▶ Exercise objective:
If a line in the data has the string "content", please show it.

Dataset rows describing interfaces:
+++++

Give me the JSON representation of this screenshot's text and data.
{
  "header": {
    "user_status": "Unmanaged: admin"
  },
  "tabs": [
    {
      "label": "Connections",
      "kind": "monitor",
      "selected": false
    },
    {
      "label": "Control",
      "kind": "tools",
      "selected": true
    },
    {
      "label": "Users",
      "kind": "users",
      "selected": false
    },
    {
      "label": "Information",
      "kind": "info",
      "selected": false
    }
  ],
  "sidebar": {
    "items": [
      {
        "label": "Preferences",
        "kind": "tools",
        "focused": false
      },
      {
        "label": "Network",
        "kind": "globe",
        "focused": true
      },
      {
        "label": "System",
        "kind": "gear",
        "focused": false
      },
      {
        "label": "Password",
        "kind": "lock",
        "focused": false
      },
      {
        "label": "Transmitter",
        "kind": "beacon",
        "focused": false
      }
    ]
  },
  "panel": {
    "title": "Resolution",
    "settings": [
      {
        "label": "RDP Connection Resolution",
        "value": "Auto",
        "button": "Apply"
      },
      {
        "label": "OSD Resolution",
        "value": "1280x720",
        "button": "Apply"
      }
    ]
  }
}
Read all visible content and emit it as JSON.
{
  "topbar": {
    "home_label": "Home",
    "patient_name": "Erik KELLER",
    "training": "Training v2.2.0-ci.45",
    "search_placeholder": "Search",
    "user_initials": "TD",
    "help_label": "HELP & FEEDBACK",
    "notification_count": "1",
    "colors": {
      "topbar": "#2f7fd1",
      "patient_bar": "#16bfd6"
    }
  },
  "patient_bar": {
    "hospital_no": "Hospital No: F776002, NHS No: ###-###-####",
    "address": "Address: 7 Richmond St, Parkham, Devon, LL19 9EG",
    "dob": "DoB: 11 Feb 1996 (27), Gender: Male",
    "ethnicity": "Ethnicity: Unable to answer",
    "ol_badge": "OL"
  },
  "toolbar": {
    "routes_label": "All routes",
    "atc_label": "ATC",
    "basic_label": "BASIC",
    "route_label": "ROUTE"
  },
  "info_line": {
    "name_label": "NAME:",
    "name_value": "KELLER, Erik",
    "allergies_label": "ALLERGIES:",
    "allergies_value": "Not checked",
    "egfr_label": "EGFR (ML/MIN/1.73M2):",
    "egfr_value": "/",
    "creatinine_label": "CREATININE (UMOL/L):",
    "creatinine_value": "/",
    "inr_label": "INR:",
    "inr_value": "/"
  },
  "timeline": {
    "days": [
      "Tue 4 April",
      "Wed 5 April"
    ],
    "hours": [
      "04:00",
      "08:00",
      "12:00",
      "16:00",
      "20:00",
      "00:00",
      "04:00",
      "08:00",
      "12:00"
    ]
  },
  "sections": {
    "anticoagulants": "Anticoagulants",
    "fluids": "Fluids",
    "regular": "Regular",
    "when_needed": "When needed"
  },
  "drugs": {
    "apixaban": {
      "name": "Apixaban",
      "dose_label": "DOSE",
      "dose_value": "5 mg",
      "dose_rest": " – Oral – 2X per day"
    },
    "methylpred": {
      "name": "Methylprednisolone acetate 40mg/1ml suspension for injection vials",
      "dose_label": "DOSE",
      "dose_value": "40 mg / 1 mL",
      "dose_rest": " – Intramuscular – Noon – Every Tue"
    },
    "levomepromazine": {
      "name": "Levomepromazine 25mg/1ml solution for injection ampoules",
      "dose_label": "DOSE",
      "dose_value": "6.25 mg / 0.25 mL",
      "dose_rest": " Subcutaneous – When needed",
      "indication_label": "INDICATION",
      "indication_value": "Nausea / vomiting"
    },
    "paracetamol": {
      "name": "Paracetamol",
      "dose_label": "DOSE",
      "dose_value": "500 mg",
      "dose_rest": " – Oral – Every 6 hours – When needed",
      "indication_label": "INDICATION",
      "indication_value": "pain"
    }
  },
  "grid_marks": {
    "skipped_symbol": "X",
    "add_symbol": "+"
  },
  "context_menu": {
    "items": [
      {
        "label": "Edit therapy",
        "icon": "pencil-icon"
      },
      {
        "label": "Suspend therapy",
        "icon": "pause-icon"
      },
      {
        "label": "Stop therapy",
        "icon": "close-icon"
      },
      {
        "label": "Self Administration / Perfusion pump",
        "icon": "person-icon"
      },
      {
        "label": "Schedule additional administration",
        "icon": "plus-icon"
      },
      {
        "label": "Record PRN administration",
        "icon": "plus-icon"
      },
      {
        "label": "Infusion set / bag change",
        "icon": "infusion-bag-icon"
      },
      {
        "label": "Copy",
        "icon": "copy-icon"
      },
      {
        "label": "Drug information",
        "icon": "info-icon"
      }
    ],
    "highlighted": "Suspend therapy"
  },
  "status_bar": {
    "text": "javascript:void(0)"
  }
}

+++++

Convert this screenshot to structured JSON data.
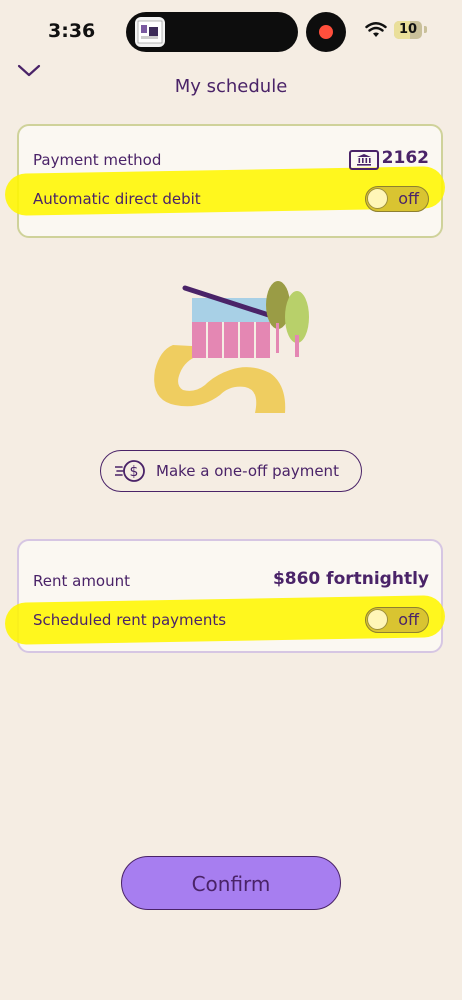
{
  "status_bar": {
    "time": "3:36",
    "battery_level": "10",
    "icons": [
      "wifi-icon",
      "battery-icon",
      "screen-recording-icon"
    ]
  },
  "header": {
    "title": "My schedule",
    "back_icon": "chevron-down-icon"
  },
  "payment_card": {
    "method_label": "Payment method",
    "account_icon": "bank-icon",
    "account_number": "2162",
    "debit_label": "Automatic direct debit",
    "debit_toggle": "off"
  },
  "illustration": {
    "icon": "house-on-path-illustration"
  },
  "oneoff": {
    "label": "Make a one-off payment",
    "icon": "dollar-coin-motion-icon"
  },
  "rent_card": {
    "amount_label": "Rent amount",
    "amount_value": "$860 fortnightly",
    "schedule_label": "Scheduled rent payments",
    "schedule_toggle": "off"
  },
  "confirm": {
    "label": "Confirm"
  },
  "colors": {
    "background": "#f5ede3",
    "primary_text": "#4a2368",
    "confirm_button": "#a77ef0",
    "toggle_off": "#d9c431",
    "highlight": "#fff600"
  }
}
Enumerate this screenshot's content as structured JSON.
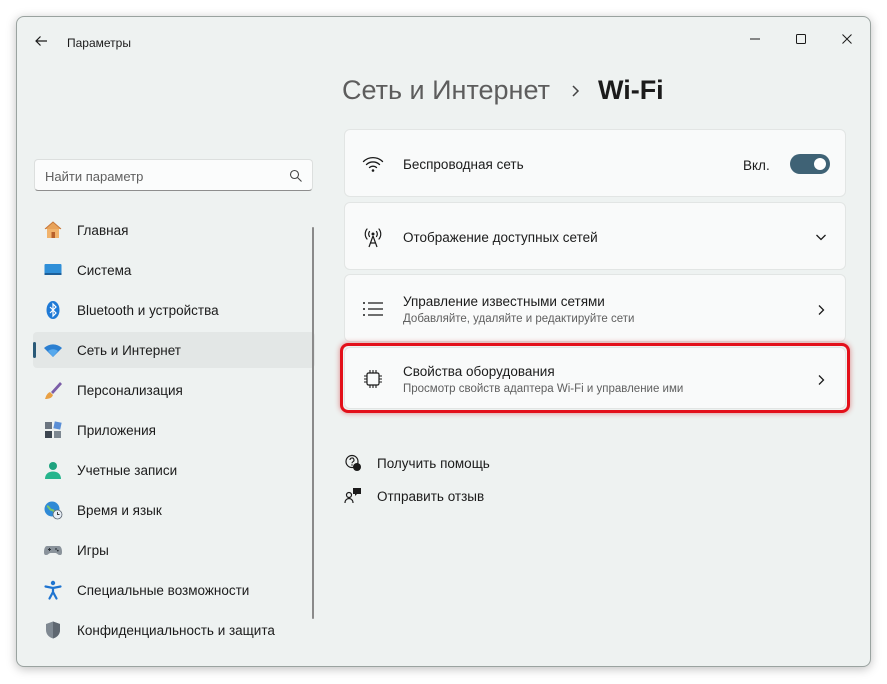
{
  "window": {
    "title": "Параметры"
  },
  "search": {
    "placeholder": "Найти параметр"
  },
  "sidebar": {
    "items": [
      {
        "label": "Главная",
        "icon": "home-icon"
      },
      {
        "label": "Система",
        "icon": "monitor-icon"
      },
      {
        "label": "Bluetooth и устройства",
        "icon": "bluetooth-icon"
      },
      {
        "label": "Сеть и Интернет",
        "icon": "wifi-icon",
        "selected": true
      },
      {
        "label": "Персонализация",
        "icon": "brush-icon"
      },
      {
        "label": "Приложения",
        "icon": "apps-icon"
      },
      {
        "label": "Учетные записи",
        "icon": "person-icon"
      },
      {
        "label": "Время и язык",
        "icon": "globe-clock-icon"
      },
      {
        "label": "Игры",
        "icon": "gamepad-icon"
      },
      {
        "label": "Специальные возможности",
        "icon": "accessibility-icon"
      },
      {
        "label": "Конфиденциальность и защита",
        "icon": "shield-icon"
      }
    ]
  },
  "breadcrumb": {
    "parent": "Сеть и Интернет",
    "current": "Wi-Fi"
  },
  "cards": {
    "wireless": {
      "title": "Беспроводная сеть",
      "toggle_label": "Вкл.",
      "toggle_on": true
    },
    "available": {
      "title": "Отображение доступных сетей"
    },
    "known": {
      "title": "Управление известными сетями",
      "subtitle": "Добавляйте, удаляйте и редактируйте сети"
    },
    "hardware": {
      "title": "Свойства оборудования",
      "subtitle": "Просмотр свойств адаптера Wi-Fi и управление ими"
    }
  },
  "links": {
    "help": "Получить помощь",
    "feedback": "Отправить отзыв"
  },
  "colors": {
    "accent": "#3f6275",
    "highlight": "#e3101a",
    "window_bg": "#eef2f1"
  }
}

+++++

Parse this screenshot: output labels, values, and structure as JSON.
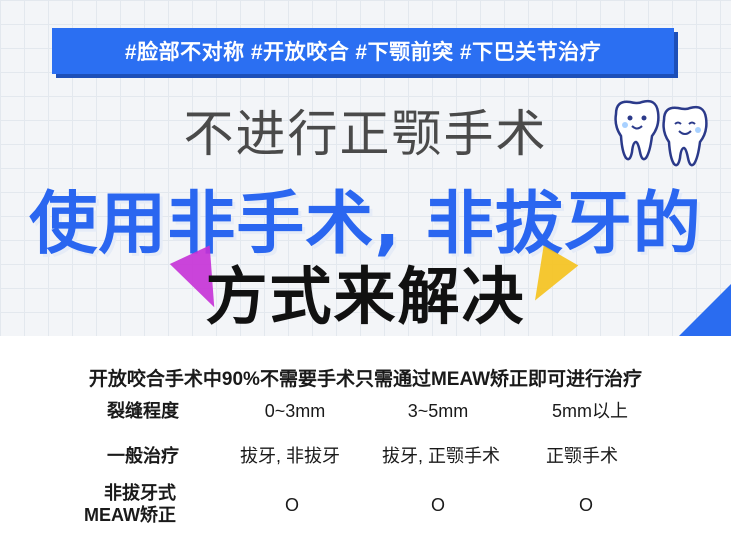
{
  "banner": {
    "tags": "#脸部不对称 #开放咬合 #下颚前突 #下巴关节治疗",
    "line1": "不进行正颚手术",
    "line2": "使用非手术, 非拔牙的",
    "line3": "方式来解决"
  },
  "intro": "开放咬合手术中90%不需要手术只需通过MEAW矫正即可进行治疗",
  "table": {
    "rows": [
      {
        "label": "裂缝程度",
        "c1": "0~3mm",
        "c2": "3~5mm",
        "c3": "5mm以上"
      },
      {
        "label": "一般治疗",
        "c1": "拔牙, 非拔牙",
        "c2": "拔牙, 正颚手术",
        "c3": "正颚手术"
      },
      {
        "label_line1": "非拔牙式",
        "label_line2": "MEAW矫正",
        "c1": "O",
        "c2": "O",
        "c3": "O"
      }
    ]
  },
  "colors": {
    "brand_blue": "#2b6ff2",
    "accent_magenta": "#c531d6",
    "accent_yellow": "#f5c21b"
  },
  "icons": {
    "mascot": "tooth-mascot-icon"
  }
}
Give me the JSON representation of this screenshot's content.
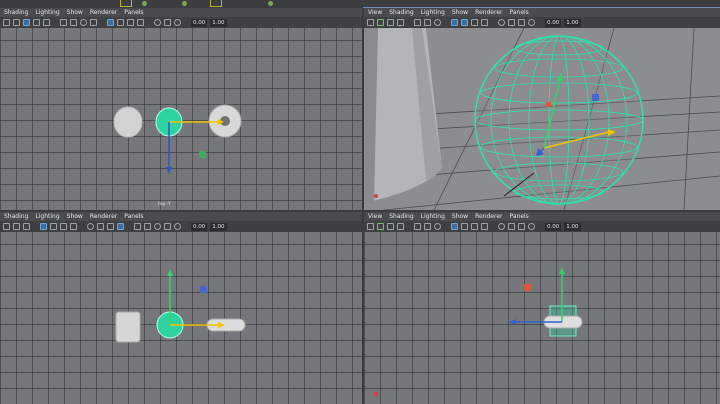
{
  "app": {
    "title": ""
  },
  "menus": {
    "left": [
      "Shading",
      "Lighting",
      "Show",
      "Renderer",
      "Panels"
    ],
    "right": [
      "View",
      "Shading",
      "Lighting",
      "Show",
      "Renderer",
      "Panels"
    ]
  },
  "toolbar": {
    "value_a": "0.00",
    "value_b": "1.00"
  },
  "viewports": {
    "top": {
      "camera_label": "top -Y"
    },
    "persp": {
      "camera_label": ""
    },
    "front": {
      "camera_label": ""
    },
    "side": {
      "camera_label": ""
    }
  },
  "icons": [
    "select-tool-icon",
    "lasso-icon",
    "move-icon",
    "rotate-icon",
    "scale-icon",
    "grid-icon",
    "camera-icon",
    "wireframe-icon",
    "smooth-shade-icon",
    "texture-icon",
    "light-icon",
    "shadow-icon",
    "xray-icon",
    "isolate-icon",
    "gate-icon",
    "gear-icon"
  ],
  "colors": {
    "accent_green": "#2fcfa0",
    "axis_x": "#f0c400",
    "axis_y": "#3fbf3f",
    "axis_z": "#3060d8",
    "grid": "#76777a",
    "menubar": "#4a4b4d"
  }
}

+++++

▶ Solution to this problem:
Read all visible content and emit it as JSON.
Enumerate this screenshot's content as structured JSON.
Give me the JSON representation of this screenshot's content.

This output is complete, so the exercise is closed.